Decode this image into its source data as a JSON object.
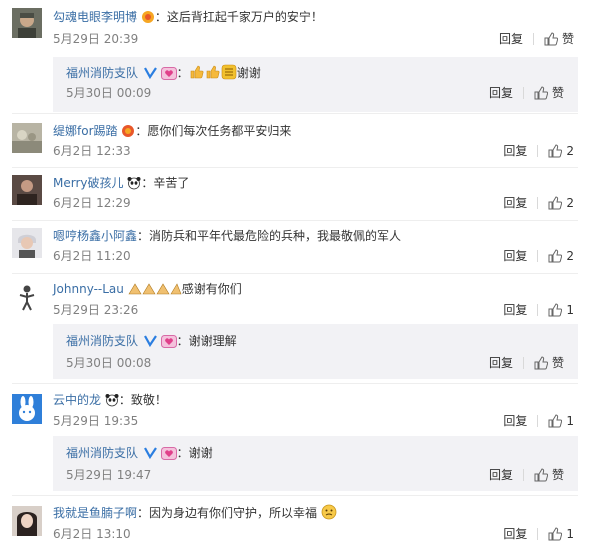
{
  "comments": [
    {
      "user": "勾魂电眼李明博",
      "text": "：这后背扛起千家万户的安宁！",
      "time": "5月29日 20:39",
      "reply": "回复",
      "like": "赞"
    },
    {
      "user": "缇娜for踢踏",
      "text": "：愿你们每次任务都平安归来",
      "time": "6月2日 12:33",
      "reply": "回复",
      "like": "2"
    },
    {
      "user": "Merry破孩儿",
      "text": "：辛苦了",
      "time": "6月2日 12:29",
      "reply": "回复",
      "like": "2"
    },
    {
      "user": "嗯哼杨鑫小阿鑫",
      "text": "：消防兵和平年代最危险的兵种，我最敬佩的军人",
      "time": "6月2日 11:20",
      "reply": "回复",
      "like": "2"
    },
    {
      "user": "Johnny--Lau",
      "text": "感谢有你们",
      "time": "5月29日 23:26",
      "reply": "回复",
      "like": "1"
    },
    {
      "user": "云中的龙",
      "text": "：致敬！",
      "time": "5月29日 19:35",
      "reply": "回复",
      "like": "1"
    },
    {
      "user": "我就是鱼腩子啊",
      "text": "：因为身边有你们守护，所以幸福",
      "time": "6月2日 13:10",
      "reply": "回复",
      "like": "1"
    }
  ],
  "replies": [
    {
      "user": "福州消防支队",
      "text": "谢谢",
      "time": "5月30日 00:09",
      "reply": "回复",
      "like": "赞"
    },
    {
      "user": "福州消防支队",
      "text": "：谢谢理解",
      "time": "5月30日 00:08",
      "reply": "回复",
      "like": "赞"
    },
    {
      "user": "福州消防支队",
      "text": "：谢谢",
      "time": "5月29日 19:47",
      "reply": "回复",
      "like": "赞"
    }
  ],
  "colors": {
    "username": "#3a6ea5",
    "meta": "#808080",
    "reply_bg": "#f2f2f5",
    "text": "#333333"
  },
  "icons": [
    "thumbs-up-icon",
    "verified-v-icon",
    "heart-badge-icon",
    "panda-icon",
    "sun-badge-icon",
    "emoji-icon"
  ]
}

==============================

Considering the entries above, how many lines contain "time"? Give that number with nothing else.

10